The intensification and bad management of almost every human activity from farming to vacationing, mining, logging, and boat and ship traffic filled the Mar Menor with invasive species, Mediterranean Sea water, sewage, sediment, nutrient runoff, and pollution, slowly killing native species and turning the crystal blue waters a murky brown-green from excess algae growth. In 2016, it had officially become a disgusting ‘green soup,’ evident not only to the naked eye but also on satellite images. The damaged ecosystem is no longer amenable to human activity or native aquatic species—the excessive algae suck up the oxygen that fish need to breathe, for example. Mass die-offs of aquatic species have been noticeable since 2017. The long-snouted seahorse nearly vanished; smelt, shrimp, crab, eels—critters that have vital and economic value—had all but disappeared, affecting the livelihoods of fishermen. Clean-up efforts helped restore numbers in 2019, but the lagoon of 2022 still has a long way to go before its habitat is what it was even ten years ago. 

Every citizen and politician agrees that something needs to be done, but not everyone is certain that designating the Mar Menor juridical personhood status is the right move. 

“The novelty is that we are leading a European and global movement to recognize the rights of natural systems with life, when throughout history they have already been granted even to companies,” Teresa Vicente, philosophy of law professor at the University of Murcia and the leader of the citizen’s initiative explained to Spanish newspaper ABC.

“The Declaration of the legal personality of the Mar Menor and its basin will allow autonomous governance of the coastal lagoon, understood as an ecosystem worthy of protection in itself, a legal novelty that enhances the treatment given up to now: the lagoon goes from being a mere object of protection, recovery and development, to be an inseparably biological, environmental, cultural, and spiritual subject,” details the text of the bill.

Giving legal personality to the lagoon implies a limit to the exercise of other rights that can deteriorate the lagoon, such as the right to property, freedom of enterprise, and economic development, according to experts in favour of the bill.

Practically, it also grants the lagoon three guardians: a Committee of Representatives, a Monitoring Commission, and a Scientific Committee made up of a mix of stakeholders, government administrators, citizens, and scientists. Also, any citizen would be able to take up the defence of the lagoon in court.

Other legal experts find the lagoons’ juridical personality status as legally murky as the waters the bill aims to clean up. 

Santiago González-Varas, Professor of Administrative Law at the University of Alicante, told ABC he appreciates the good intention of the law and the frustration of citizens but fears this type of regulation “generates a notorious uncertainty,” in how the legal mechanism will function in reality. 

Other legal experts concur with González-Varas that the formula does not fit in well with the legal system. 

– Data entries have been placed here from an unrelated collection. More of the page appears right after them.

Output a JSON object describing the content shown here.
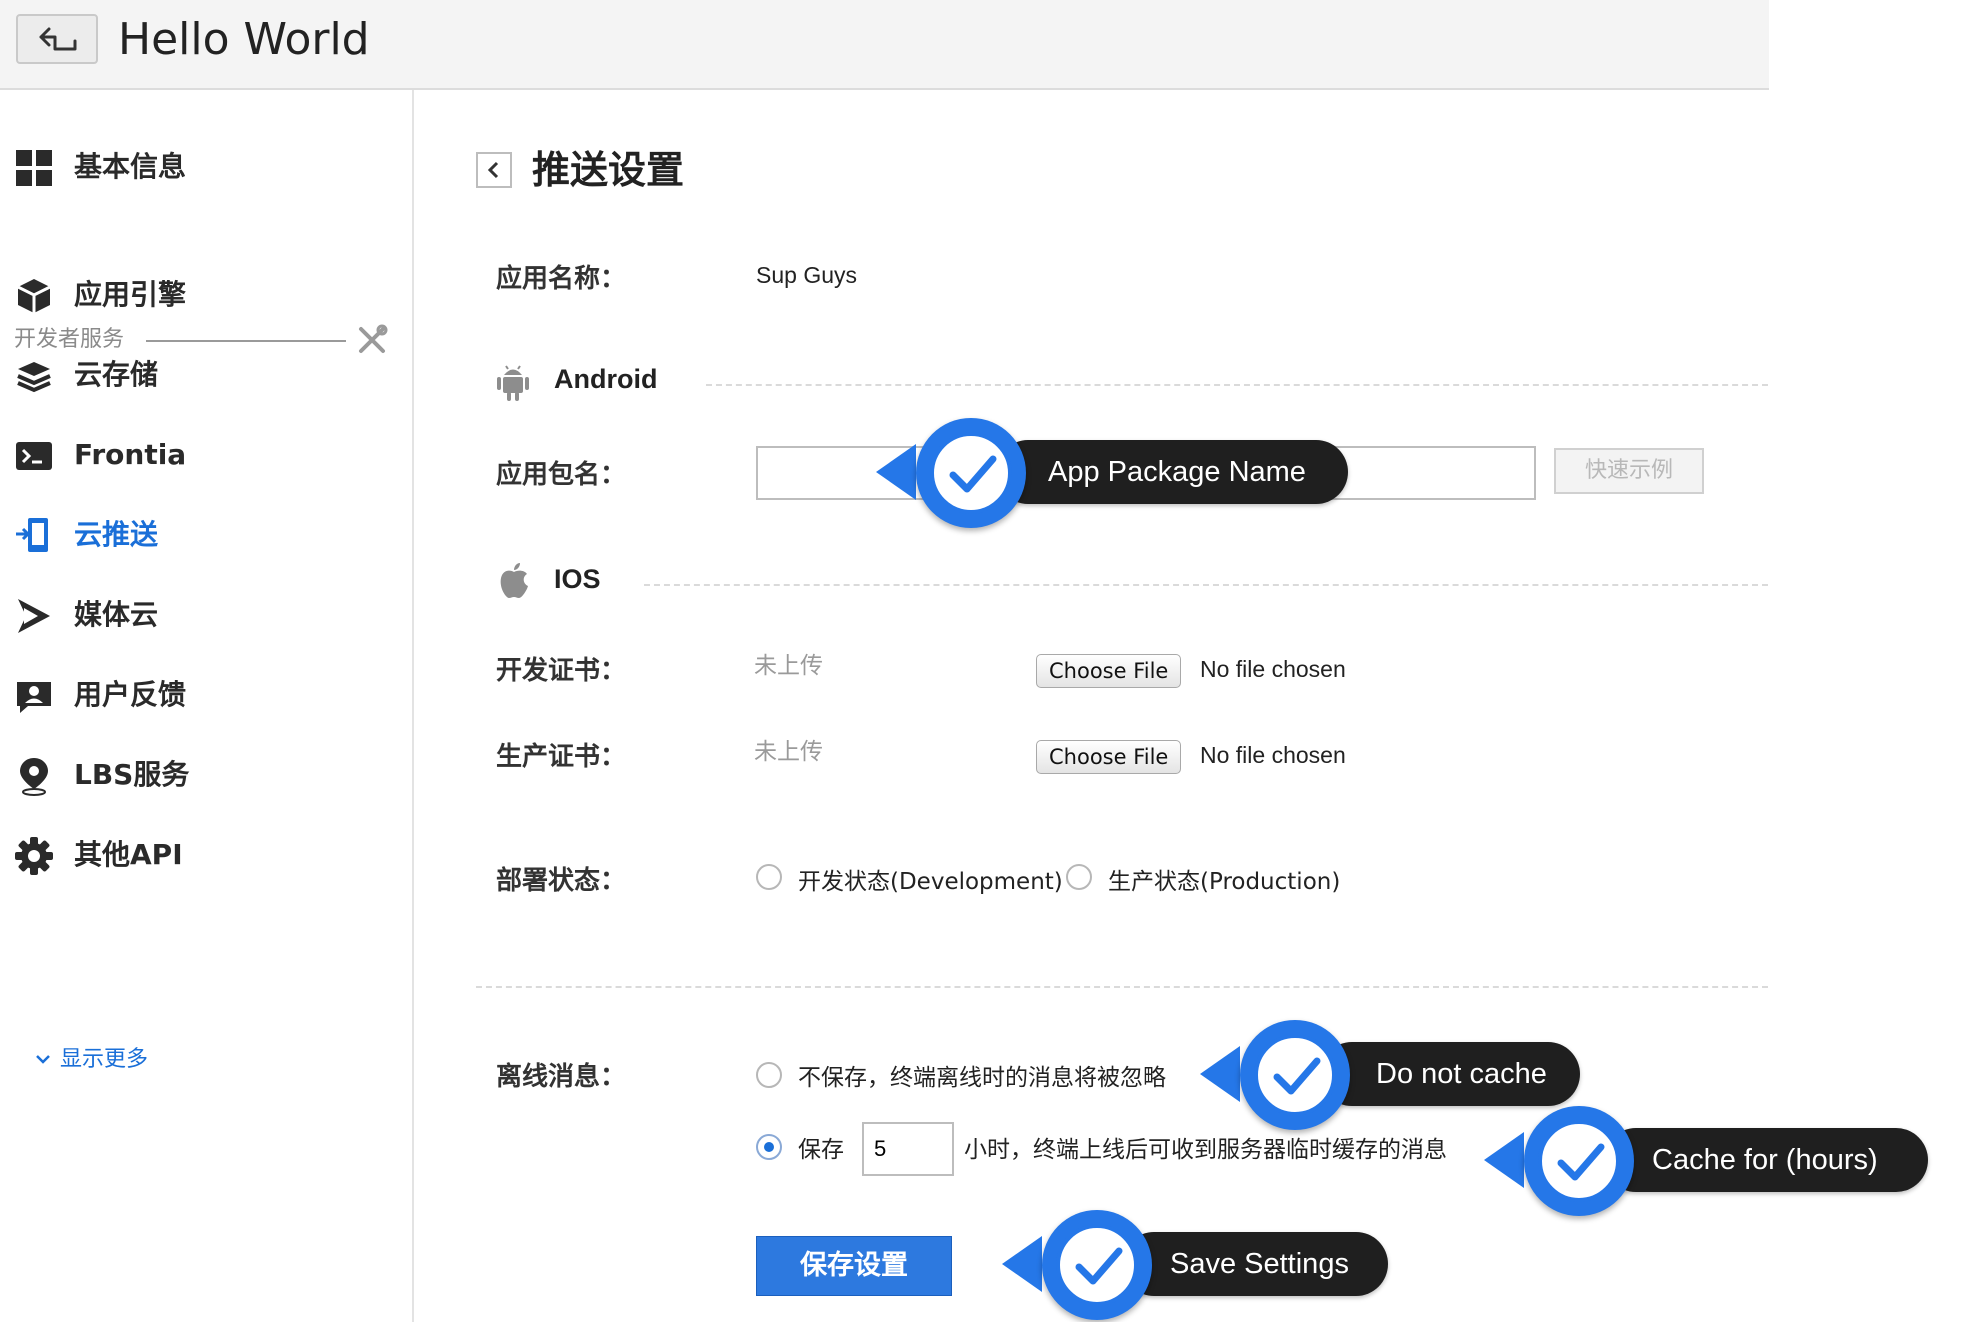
{
  "header": {
    "title": "Hello World",
    "back_icon": "return-arrow-icon"
  },
  "sidebar": {
    "basic_info": "基本信息",
    "dev_section": "开发者服务",
    "items": [
      {
        "label": "应用引擎",
        "icon": "cube-icon"
      },
      {
        "label": "云存储",
        "icon": "layers-icon"
      },
      {
        "label": "Frontia",
        "icon": "terminal-icon"
      },
      {
        "label": "云推送",
        "icon": "push-icon",
        "active": true
      },
      {
        "label": "媒体云",
        "icon": "play-icon"
      },
      {
        "label": "用户反馈",
        "icon": "user-feedback-icon"
      },
      {
        "label": "LBS服务",
        "icon": "location-pin-icon"
      },
      {
        "label": "其他API",
        "icon": "gear-icon"
      }
    ],
    "show_more": "显示更多"
  },
  "page": {
    "title": "推送设置",
    "app_name_label": "应用名称：",
    "app_name_value": "Sup Guys",
    "android_heading": "Android",
    "package_label": "应用包名：",
    "package_value": "",
    "quick_example": "快速示例",
    "ios_heading": "IOS",
    "dev_cert_label": "开发证书：",
    "dev_cert_status": "未上传",
    "prod_cert_label": "生产证书：",
    "prod_cert_status": "未上传",
    "choose_file": "Choose File",
    "no_file": "No file chosen",
    "deploy_label": "部署状态：",
    "deploy_dev": "开发状态(Development)",
    "deploy_prod": "生产状态(Production)",
    "offline_label": "离线消息：",
    "offline_no_cache": "不保存，终端离线时的消息将被忽略",
    "offline_cache": "保存",
    "offline_hours": "5",
    "offline_cache_suffix": "小时，终端上线后可收到服务器临时缓存的消息",
    "save_button": "保存设置"
  },
  "callouts": {
    "package": "App Package Name",
    "no_cache": "Do not cache",
    "cache_hours": "Cache for (hours)",
    "save": "Save Settings"
  },
  "colors": {
    "accent": "#1a6fd8",
    "callout_blue": "#2577e8",
    "callout_bar": "#1f1f1f"
  }
}
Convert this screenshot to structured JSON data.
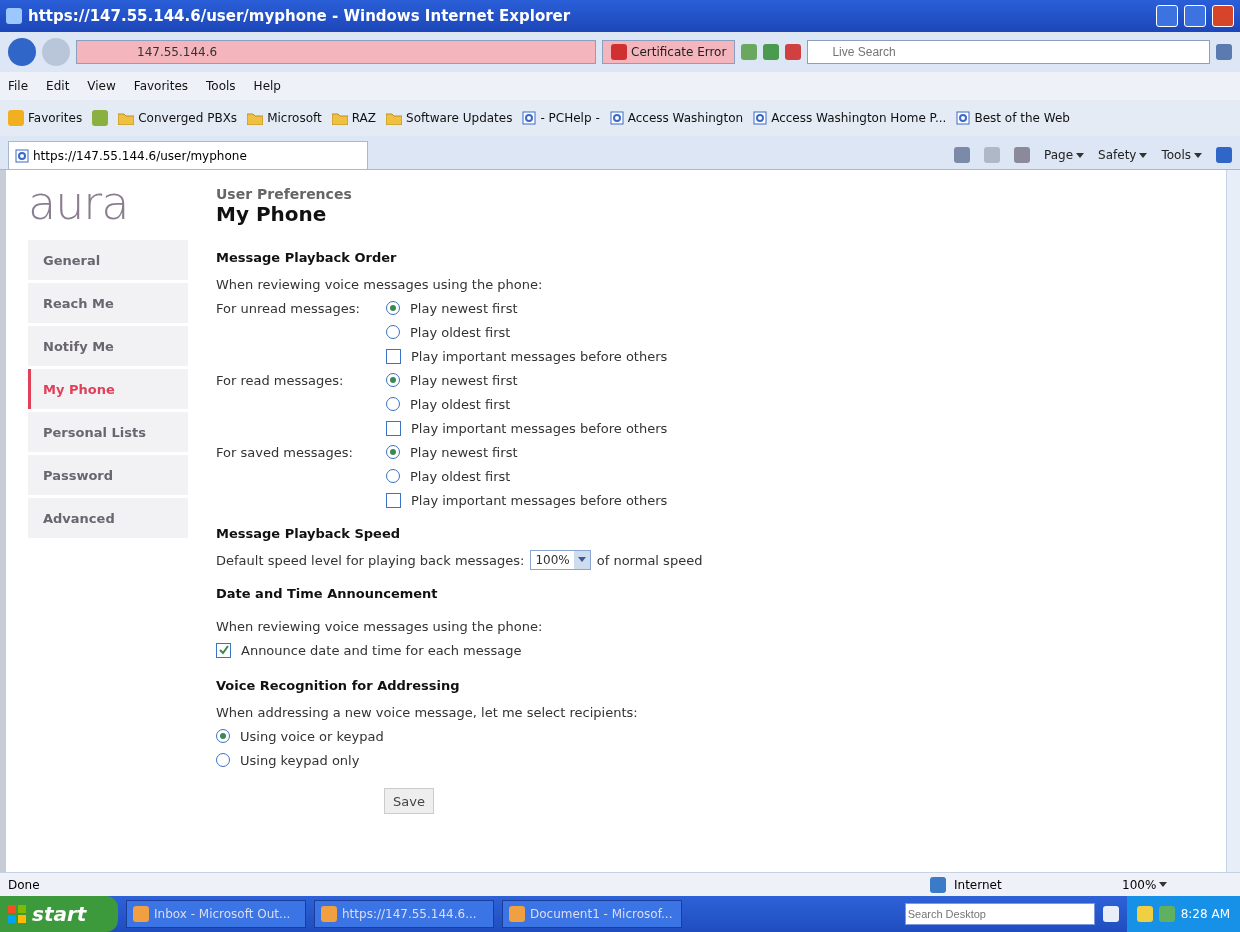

González-Varas sees “more political slogan than basis law” behind this initiative.

“You have to ask whoever invented it, I don’t know what it is for, what it is, it sounds strange, strange, like a political issue, with the current government it gives the impression that all evils are solved with this, it is something very Spanish,” González-Varas explained to ABC.

The conservative party VOX has opposed the bill on the same grounds, calling it a “’Bolshevik experiments’ of the Left” that only adds layers of bureaucracy without functionally addressing the problems. The party has also proposed a series of measures to directly address the contamination problem, including improving municipal sewer systems and implementing measures to prevent dirty agricultural run-off from landing in the Mar Menor. 

Some rivers in Colombia, Ecuador, India, and New Zealand have been given personal juridical status at the request of various indigenous populations that consider them to be on the same legal level as individuals.

Bridget Ryder is Spain-based writer. She has written on politics, environment, and culture for American and international publications. She holds degrees in Spanish and Catholic Studies.